┌────────

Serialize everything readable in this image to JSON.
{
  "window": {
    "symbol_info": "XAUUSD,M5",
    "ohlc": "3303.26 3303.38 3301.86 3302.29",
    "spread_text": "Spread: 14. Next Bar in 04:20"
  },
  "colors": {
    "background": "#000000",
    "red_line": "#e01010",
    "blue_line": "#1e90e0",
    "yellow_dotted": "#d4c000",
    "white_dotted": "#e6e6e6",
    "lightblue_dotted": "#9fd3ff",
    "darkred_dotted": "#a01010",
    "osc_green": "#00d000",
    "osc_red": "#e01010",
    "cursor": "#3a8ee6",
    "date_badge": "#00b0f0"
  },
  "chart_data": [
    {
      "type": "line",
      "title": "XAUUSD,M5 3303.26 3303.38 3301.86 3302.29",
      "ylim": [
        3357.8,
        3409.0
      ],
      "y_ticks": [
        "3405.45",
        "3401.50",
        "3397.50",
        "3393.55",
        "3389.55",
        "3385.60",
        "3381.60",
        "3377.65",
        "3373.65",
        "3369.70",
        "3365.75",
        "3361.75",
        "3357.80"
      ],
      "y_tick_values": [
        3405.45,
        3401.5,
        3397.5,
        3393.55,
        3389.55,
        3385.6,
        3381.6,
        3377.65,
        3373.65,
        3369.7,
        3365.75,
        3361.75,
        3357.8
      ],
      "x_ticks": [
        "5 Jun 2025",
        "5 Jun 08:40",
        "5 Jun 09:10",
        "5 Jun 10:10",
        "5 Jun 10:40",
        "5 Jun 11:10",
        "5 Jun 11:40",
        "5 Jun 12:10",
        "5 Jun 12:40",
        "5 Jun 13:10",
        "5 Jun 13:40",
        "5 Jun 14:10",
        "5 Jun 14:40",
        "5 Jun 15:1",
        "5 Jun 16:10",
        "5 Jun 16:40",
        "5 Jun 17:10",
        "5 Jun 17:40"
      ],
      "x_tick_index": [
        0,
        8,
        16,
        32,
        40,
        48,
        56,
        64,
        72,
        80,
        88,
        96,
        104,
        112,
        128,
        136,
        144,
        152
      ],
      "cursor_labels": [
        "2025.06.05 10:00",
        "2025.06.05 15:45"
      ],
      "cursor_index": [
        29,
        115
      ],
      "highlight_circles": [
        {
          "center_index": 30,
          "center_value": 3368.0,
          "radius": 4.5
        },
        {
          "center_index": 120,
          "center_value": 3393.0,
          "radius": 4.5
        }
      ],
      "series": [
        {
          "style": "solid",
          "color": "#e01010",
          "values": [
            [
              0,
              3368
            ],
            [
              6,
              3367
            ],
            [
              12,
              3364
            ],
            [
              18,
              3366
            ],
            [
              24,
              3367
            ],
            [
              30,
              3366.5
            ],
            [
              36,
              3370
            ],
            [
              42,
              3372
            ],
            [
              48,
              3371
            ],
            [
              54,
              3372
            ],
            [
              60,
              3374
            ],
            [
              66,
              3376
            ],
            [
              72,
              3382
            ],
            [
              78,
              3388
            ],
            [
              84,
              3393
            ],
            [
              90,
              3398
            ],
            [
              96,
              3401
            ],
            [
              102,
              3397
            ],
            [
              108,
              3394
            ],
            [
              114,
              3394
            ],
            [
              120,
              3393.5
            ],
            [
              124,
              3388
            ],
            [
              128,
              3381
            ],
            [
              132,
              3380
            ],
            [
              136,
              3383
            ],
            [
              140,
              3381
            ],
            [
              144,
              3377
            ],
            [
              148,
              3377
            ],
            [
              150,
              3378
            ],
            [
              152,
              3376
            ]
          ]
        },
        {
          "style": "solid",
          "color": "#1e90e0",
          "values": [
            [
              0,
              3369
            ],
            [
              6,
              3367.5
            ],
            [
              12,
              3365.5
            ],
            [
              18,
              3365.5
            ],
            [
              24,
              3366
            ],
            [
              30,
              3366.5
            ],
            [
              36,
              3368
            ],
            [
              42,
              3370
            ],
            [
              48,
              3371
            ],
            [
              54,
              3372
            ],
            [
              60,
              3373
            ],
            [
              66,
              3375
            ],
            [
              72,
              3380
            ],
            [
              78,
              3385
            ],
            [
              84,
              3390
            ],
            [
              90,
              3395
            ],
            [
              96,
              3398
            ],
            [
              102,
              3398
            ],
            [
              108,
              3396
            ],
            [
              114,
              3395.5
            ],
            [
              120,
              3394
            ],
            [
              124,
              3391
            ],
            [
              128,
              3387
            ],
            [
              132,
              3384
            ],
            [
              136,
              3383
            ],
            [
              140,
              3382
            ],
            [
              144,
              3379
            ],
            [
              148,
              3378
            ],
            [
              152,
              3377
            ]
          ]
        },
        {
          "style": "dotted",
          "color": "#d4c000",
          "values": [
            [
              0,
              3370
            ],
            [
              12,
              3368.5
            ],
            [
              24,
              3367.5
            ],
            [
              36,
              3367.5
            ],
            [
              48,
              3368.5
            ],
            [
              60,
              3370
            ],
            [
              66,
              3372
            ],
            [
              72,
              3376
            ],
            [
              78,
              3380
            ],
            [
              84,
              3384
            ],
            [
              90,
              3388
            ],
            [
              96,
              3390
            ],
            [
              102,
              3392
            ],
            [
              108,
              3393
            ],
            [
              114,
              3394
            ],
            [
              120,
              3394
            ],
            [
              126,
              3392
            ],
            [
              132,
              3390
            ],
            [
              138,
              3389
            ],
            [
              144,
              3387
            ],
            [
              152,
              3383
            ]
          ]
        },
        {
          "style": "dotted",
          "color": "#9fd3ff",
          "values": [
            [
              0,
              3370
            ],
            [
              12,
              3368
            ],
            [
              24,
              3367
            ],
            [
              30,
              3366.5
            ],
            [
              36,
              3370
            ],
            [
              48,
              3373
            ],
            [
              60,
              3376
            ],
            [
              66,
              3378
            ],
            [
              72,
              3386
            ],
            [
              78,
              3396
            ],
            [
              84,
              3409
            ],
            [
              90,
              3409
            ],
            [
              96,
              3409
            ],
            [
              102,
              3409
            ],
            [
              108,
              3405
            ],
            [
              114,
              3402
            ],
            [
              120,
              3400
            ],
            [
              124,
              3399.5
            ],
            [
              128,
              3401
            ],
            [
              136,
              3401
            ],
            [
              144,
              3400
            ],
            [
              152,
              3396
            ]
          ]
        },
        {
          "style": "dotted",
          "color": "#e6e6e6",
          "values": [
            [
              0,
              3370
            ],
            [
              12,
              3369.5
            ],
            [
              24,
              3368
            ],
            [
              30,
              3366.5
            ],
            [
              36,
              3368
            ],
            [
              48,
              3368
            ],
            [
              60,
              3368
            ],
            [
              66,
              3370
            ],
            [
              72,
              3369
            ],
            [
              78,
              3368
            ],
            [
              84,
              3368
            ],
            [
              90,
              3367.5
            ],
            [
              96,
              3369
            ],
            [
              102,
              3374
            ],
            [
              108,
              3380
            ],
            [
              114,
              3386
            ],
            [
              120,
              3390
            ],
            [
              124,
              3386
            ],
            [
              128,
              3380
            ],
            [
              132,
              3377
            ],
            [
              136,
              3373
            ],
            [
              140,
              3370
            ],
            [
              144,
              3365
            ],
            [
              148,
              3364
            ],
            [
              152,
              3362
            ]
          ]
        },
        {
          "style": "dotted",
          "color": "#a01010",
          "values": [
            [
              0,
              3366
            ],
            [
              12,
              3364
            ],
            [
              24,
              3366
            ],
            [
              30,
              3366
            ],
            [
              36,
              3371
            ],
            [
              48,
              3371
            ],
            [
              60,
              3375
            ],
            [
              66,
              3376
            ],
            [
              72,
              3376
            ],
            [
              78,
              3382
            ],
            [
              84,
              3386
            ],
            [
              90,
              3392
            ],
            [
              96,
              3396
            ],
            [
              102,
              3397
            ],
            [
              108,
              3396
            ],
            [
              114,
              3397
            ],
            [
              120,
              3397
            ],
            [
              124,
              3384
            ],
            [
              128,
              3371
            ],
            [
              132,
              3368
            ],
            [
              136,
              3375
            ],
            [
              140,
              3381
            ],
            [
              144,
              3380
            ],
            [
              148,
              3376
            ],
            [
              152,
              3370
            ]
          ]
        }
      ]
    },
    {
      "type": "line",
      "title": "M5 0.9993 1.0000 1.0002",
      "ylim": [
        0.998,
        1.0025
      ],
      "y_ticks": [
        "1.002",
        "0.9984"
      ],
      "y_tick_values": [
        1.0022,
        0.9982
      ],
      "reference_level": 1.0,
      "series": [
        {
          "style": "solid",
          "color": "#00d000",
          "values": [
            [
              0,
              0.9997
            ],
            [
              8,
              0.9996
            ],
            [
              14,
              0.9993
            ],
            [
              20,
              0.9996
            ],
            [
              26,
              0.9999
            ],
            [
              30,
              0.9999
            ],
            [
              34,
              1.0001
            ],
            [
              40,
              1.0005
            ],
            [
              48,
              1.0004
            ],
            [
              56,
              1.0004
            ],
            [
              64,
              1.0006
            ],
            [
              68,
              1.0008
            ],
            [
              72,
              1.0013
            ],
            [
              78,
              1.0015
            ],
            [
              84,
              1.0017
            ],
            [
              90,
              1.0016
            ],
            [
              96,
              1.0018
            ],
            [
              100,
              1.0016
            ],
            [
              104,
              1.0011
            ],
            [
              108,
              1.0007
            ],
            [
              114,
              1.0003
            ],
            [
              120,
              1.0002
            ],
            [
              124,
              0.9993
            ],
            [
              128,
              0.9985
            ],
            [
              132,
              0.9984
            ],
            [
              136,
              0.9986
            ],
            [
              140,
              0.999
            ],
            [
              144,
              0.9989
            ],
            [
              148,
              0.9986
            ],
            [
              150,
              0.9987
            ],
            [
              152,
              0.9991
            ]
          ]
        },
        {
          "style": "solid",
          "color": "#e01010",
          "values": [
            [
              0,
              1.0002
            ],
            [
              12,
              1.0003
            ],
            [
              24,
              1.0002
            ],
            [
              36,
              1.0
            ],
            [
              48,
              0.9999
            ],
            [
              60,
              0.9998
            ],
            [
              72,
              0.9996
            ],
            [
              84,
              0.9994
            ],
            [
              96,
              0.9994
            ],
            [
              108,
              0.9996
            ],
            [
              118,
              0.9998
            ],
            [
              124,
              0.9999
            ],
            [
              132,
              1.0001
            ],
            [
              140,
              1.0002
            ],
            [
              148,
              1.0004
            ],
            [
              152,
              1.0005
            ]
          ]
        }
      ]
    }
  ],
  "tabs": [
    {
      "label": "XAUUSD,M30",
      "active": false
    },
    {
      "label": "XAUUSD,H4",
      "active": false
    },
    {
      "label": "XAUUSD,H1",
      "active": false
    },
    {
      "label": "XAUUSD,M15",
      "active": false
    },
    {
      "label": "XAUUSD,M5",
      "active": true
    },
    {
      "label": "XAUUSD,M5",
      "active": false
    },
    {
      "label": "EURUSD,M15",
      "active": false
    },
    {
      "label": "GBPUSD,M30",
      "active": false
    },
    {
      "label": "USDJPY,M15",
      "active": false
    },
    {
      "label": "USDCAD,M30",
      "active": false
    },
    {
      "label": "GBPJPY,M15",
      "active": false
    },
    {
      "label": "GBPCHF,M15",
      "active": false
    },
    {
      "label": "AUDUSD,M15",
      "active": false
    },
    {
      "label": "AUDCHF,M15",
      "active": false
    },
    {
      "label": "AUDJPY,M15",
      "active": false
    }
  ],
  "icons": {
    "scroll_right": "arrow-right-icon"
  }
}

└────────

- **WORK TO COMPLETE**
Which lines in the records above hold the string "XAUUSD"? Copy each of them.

- **ANSWER**
    "symbol_info": "XAUUSD,M5",
      "title": "XAUUSD,M5 3303.26 3303.38 3301.86 3302.29",
      "label": "XAUUSD,M30",
      "label": "XAUUSD,H4",
      "label": "XAUUSD,H1",
      "label": "XAUUSD,M15",
      "label": "XAUUSD,M5",
      "label": "XAUUSD,M5",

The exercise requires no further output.